By the way, we had a little audio technical malfunction here the last couple of days. The speakers here in the studio did not mute when the mic went on, so your yelling and screaming at me was heard by the audience. A little off mic, put they still heard it. It was G-rated, but I got a number of e-mails, "Somebody is actually talking to you. I thought you were just doing that for artistic, creative reasons." (interruption) What do you want now? What's the question? Hm-hm. Hm-hm. The question Mr. Snerdley is asking, cannot Republicans in the House and Senate during a McCain presidency, can't they go be mavericks and disagree with the president and oppose what he wants to do? How many have done it via President Bush? McCain's been the only maverick. In the House they gotta run every two years, and if you start criticizing and attacking your president, then the RNC is going to call you up and say, "You want some help with your reelection campaign? You want some campaign contributions from outside your district?" You know, the party loyalty thing is very, very difficult. This is why I contend to you, this is why the Republicans in the House took the heat for not being conservative enough, it was McCain who was the one that was not conservative. He got away with it. He didn't pay a price for his maverickism.
The Republicans in the House had to go along with the White House, just the way things are, they take the heat for not being conservative enough. "They didn't do what they said they were going to do when we elected them. They didn't govern as conservatives." Well, they had a Republican president not as conservative as they were and they had to fall in line with party loyalty. Besides, what do you think President McCain would do with a series or a number of maverick Republicans in the Congress? Try to crush 'em like bugs. He'd make even more deals with the Democrats just to embarrass them and make 'em look like even more marginalized losers and so forth. Folks, it's done. I'm not saying vote against McCain, none of that. I'm not saying vote Hillary. Don't misconstrue what I'm saying.

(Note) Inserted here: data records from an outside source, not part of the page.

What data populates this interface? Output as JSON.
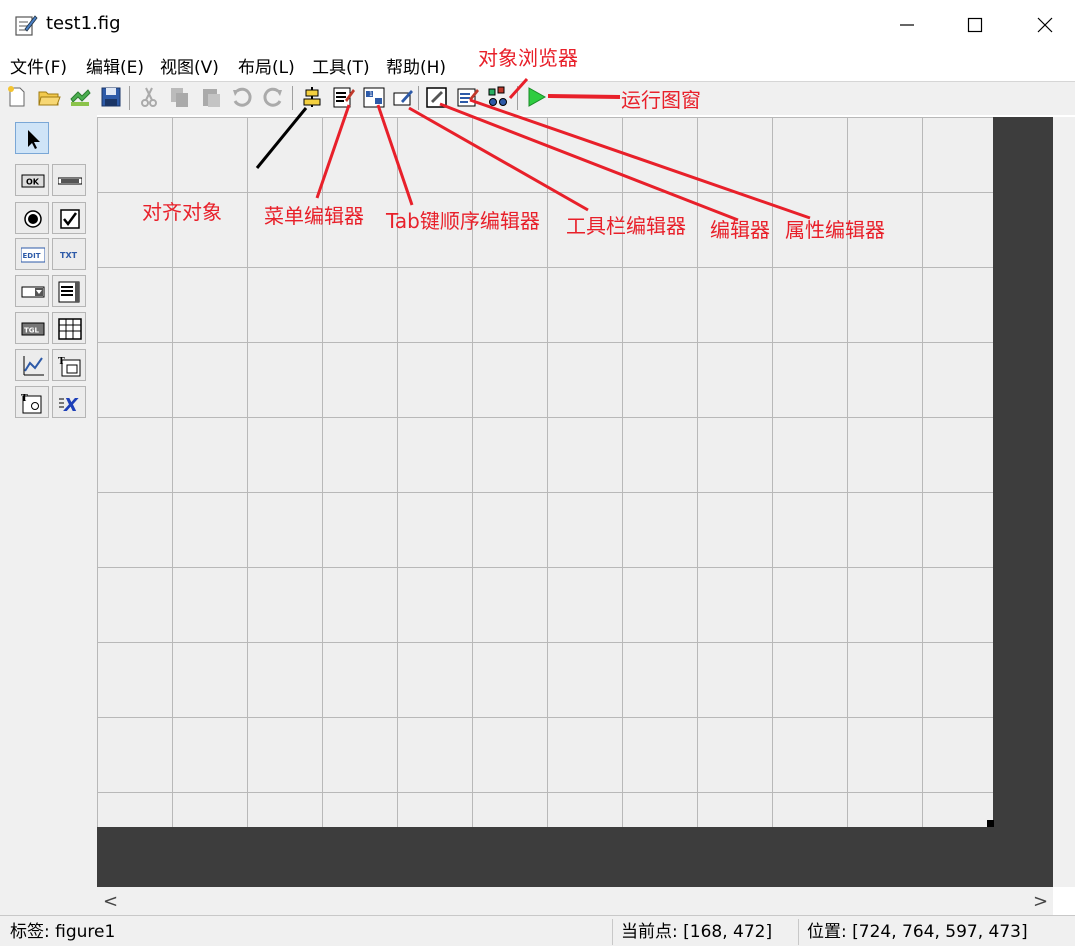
{
  "window": {
    "title": "test1.fig",
    "icon": "figure-file-icon",
    "controls": {
      "minimize": "minimize-icon",
      "maximize": "maximize-icon",
      "close": "close-icon"
    }
  },
  "menubar": {
    "items": [
      "文件(F)",
      "编辑(E)",
      "视图(V)",
      "布局(L)",
      "工具(T)",
      "帮助(H)"
    ]
  },
  "toolbar": {
    "icons": [
      "new-file-icon",
      "open-folder-icon",
      "save-as-icon",
      "save-icon",
      "cut-icon",
      "copy-icon",
      "paste-icon",
      "undo-icon",
      "redo-icon",
      "align-objects-icon",
      "menu-editor-icon",
      "tab-order-editor-icon",
      "toolbar-editor-icon",
      "editor-icon",
      "property-inspector-icon",
      "object-browser-icon",
      "run-figure-icon"
    ]
  },
  "palette": {
    "items": [
      {
        "name": "select-arrow-icon",
        "text": ""
      },
      {
        "name": "push-button-icon",
        "text": "OK"
      },
      {
        "name": "slider-icon",
        "text": ""
      },
      {
        "name": "radio-button-icon",
        "text": ""
      },
      {
        "name": "checkbox-icon",
        "text": ""
      },
      {
        "name": "edit-text-icon",
        "text": "EDIT"
      },
      {
        "name": "static-text-icon",
        "text": "TXT"
      },
      {
        "name": "popup-menu-icon",
        "text": ""
      },
      {
        "name": "listbox-icon",
        "text": ""
      },
      {
        "name": "toggle-button-icon",
        "text": "TGL"
      },
      {
        "name": "table-icon",
        "text": ""
      },
      {
        "name": "axes-icon",
        "text": ""
      },
      {
        "name": "panel-icon",
        "text": "T"
      },
      {
        "name": "button-group-icon",
        "text": "T"
      },
      {
        "name": "activex-icon",
        "text": "X"
      }
    ]
  },
  "annotations": {
    "object_browser": "对象浏览器",
    "run_figure": "运行图窗",
    "align_objects": "对齐对象",
    "menu_editor": "菜单编辑器",
    "tab_order_editor": "Tab键顺序编辑器",
    "toolbar_editor": "工具栏编辑器",
    "editor": "编辑器",
    "property_inspector": "属性编辑器",
    "color": "#e8202a"
  },
  "statusbar": {
    "tag": "标签: figure1",
    "current_point": "当前点:  [168, 472]",
    "position": "位置: [724, 764, 597, 473]"
  },
  "scroll": {
    "left": "<",
    "right": ">"
  }
}
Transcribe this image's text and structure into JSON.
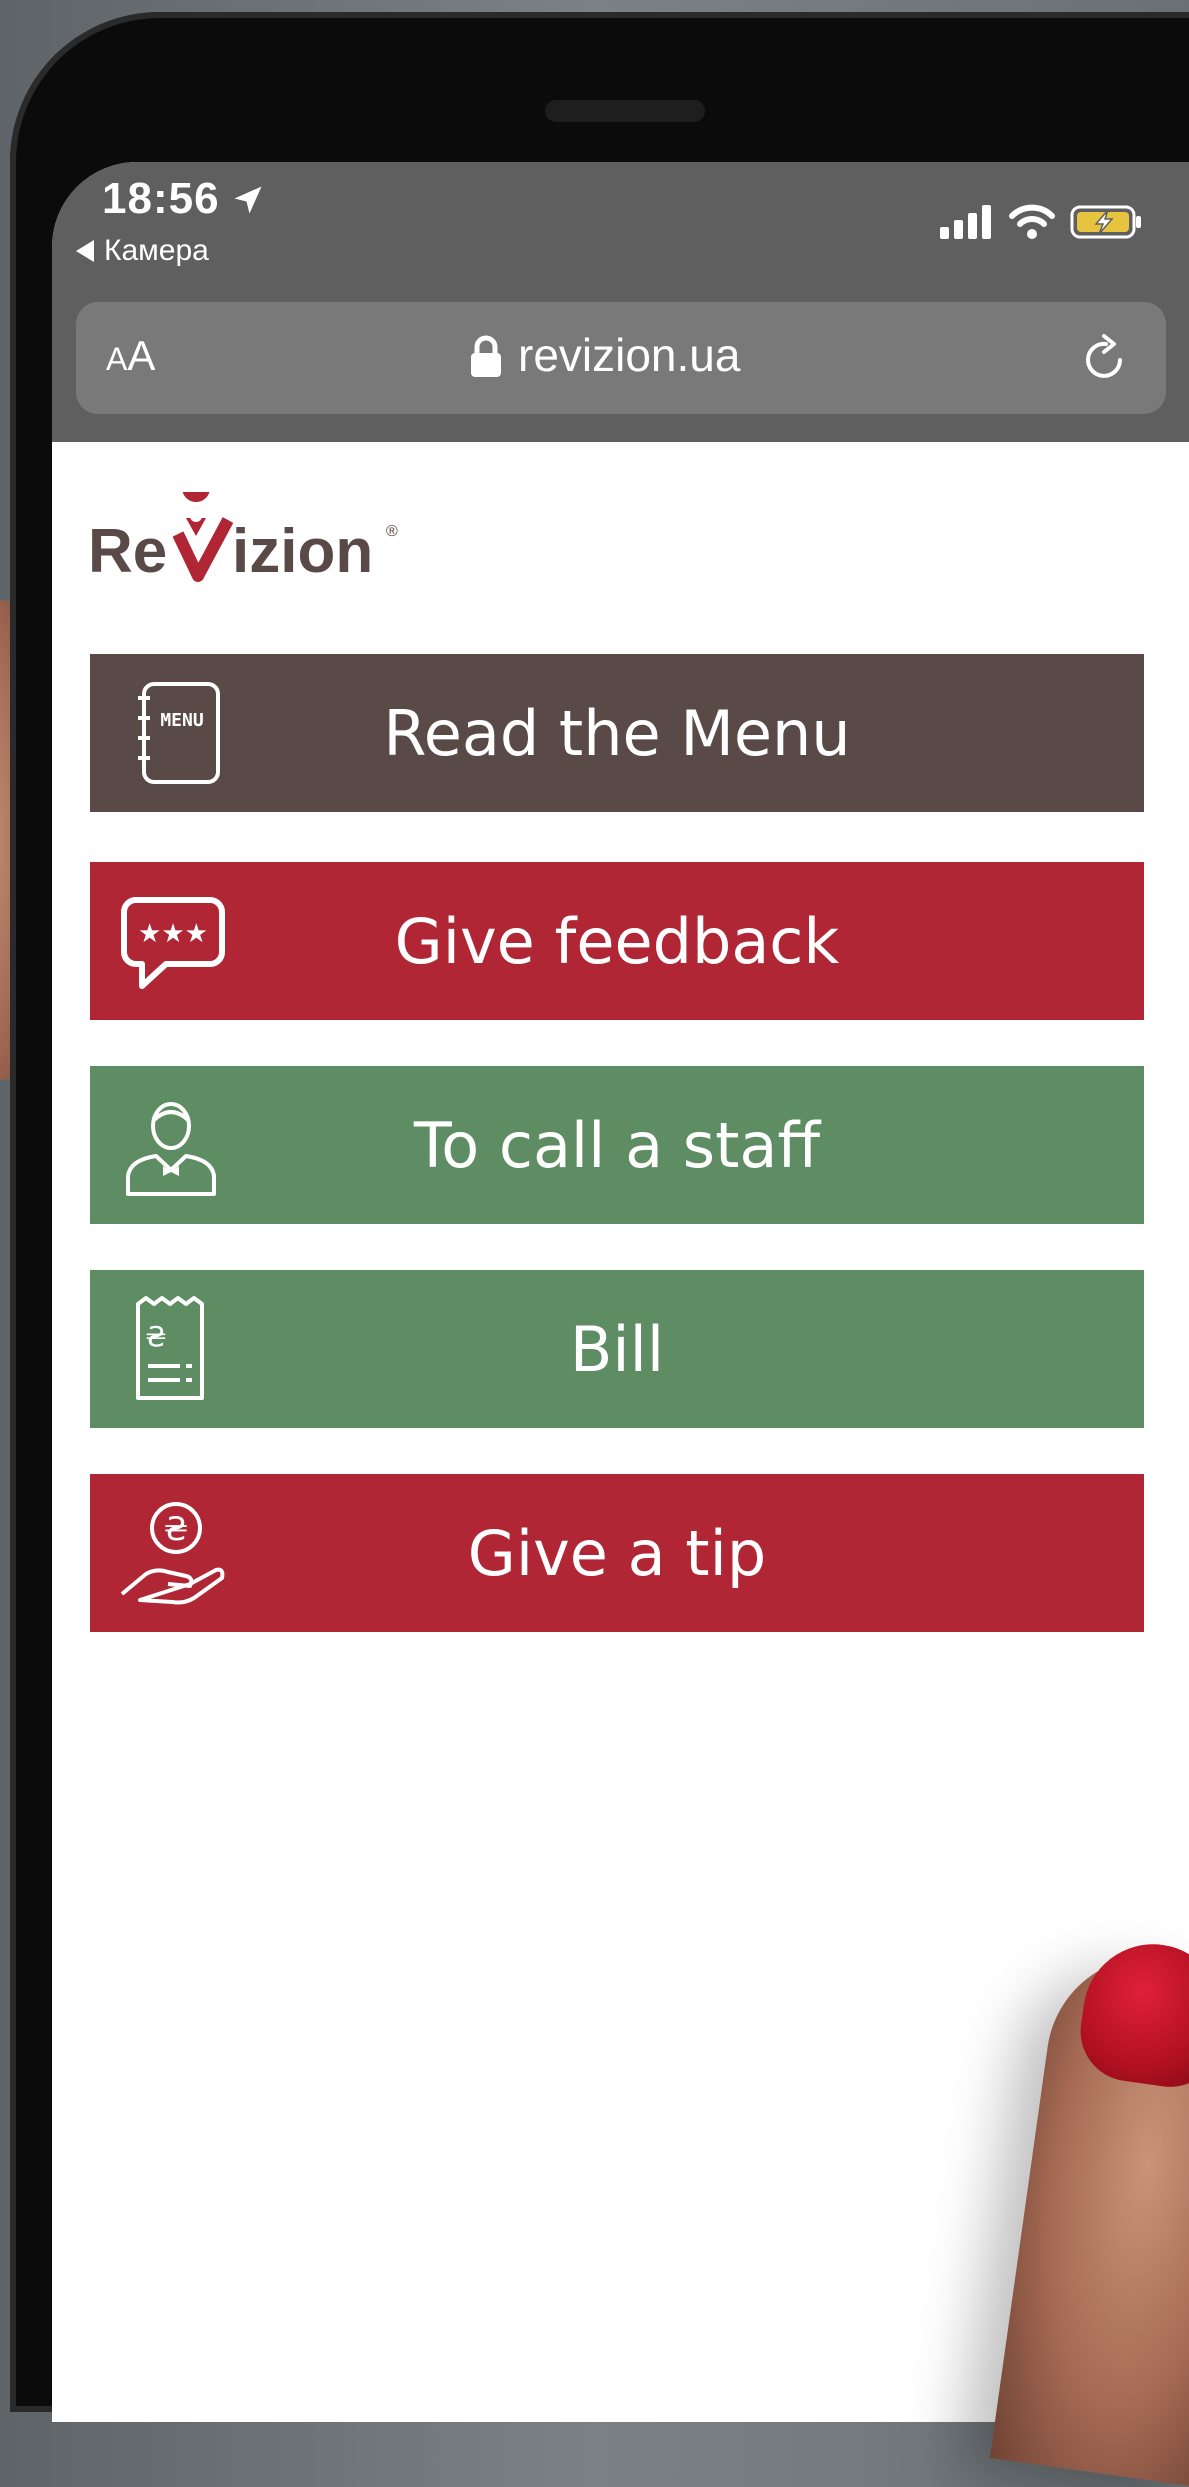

I'm just telling you, if, if, if McCain happens to beat Hillary, becomes president, I just want you to know what I said today, because you have to keep in mind you're going to feel frosted and mad about a year from now, maybe 14 months from now.